Day: January 22, 2011
The New York Times reports that President Karzai has agreed to convene Parliament Wednesday, after making a genuine mess of things by trying to get changes made in the results of last September’s elections. Somehow I have a feeling we have not heard the last of this story, but even thus far it tells us something about Afghanistan.
The President had good reason to be unhappy with the outcome of the September parliamentary elections: due to insecurity in the parts of the country where they live, Pashtuns are underrepresented, especially in Ghazni province, and some of his favorites did not get in. The last parliament had become increasingly aggressive in questioning ministers, claiming it had ultimate responsibility for constitutional interpretation, and in general exercising some oversight of the executive branch. This is not fun for any president, especially one who lacks a strong power base of his own and is fighting a counter-insurgency war with allies he regards as fickle while he tries to negotiate a political settlement with the enemy. A little support in parliament would be nice.
What Karzai tried to do was use a panel of judges he appointed expressly for the purpose to outflank the internationally supported electoral commissions that were supposed to have final say on the election results. Normally I might cheer a president who is feisty enough to tell the internationals where to go, but that would not have been the appropriate reaction in this instance. It is hard always to credit the rule of law arguments (“integrity of the electoral process” and all that) my colleagues make, but every once in a while something is so blatantly abusive that we should, if only because the Afghans who did vote are entitled to the parliament they voted for.
So what does this story tell us about Afghanistan? It tells us that the international intervention there needs to maintain its vigilance and act when necessary to counterbalance abuses.
But it also tells us that the Afghans have their own balancing mechanisms–President Karzai apparently backed down after a very long lunch with the people elected to the new parliament, who had been threatening to open their session without him. Maybe, just maybe, the adult supervision that is needed can come in the future a bit more from Afghans than from the foreigners.
We’ve got our own politicians to keep on the straight and narrow. As well as an ex-spy and his friends to rein in.
Laura Rozen reports in detail on the failure to make progress on nuclear issues in the P5+1 talks with Iran in Istanbul. The press will no doubt say this is a flop.
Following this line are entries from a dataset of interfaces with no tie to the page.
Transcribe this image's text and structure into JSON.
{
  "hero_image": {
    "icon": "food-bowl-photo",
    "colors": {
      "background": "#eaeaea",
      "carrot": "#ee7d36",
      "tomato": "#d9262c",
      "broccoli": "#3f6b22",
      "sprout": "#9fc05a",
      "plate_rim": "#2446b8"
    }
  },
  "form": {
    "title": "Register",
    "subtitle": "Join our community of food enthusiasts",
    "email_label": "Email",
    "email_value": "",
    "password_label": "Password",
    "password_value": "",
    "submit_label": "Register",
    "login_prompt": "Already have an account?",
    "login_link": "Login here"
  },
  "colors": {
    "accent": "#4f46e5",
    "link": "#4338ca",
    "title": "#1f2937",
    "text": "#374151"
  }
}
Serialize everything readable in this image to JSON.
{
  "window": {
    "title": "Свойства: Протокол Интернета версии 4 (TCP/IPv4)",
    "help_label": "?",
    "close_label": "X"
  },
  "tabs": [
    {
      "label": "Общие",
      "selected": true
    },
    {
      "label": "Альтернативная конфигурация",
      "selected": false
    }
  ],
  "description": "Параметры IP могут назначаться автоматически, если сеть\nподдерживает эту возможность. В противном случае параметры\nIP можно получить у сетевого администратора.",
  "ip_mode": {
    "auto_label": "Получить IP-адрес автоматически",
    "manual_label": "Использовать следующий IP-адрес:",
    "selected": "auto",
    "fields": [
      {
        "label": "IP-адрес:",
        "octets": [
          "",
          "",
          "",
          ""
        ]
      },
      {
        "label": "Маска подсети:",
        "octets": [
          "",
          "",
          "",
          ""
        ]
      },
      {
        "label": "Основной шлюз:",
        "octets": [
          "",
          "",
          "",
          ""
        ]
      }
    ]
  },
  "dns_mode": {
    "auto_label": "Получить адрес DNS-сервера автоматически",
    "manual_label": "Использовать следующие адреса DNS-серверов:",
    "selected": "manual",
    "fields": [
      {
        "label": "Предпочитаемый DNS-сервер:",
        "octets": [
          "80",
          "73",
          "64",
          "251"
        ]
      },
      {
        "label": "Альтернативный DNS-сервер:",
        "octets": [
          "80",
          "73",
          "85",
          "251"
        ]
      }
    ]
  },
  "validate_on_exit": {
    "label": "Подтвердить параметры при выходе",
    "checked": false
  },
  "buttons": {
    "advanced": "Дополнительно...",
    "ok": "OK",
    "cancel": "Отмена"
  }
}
I certainly wouldn’t argue it is success, but note the absence of more threatened sanctions, the “open door” to further, unscheduled discussions, and the updated fuel swap proposal left on the table for the Iranians to take back to Tehran. This smells to me like the beginning of a negotiation, not the end of one, at least on the P5 end.
The sticking point seems to be recognition of Iran’s “right” to enrich uranium. This is a complicated legal issue that I won’t pretend to elucidate. Suffice it to say that I don’t know of any country that has given up enrichment technology once it has acquired it, even if it may have stopped enrichment or limited its extent. We may not worry anymore about Brazil or Japan acquiring nuclear weapons, but it is not because they have given up their enrichment technology.
Iran won’t either–that is quite clear. The P5+1 are trying to finesse this issue with the avowedly pragmatic swap agreement, which would remove stocks of enriched uranium from Iran and limit the extent of enrichment. But the Iranians are wanting an acknowledgment of their “right” to enrich even as they give up the enriched material. This doesn’t strike me as an insoluble problem–and it has appeared in the recent past that Hillary Clinton was flexible on the issue.
That said, the P5+1 will want to be certain that Iran has seriously abandoned its nuclear weapons program before agreeing, either explicitly or implicitly, to Iran’s continuing to enrich. That would require more intrusive inspections and a more serious statement by Tehran of its commitment. Other countries have moved in this direction–Argentina, Brazil, Libya and South Africa are not such bad analogues.
It is impossible to be hopeful that Tehran will go in their direction. Two factors weigh heavily in the direction of keeping the Iranian nuclear weapons option open: a fragmented but nationalist political leadership that makes it difficult for any one component to compromise without being sharply criticized by others; real regional incentives to gain the power and prestige that some think would accrue to Iran as a nuclear weapons state, or even as a potential nuclear weapon state.
Tehran also had reason to be belligerent and recalcitrant during this particular meeting. The murders of its nuclear scientists, the apparently successful Stuxnet attack on its centrifuges, and Israel’s apparent assessment that Iran would not be able to get nuclear weapons until 2015 have combined to lessen the likelihood of a military attack.
That said I doubt this is the end of the negotiations. Too much is at stake for Iran, Israel and the P5. Before reaching any solid conclusion, let’s wait for Acting Foreign Minister Salehi’s reaction to what the Iranian delegation brings back from Istanbul.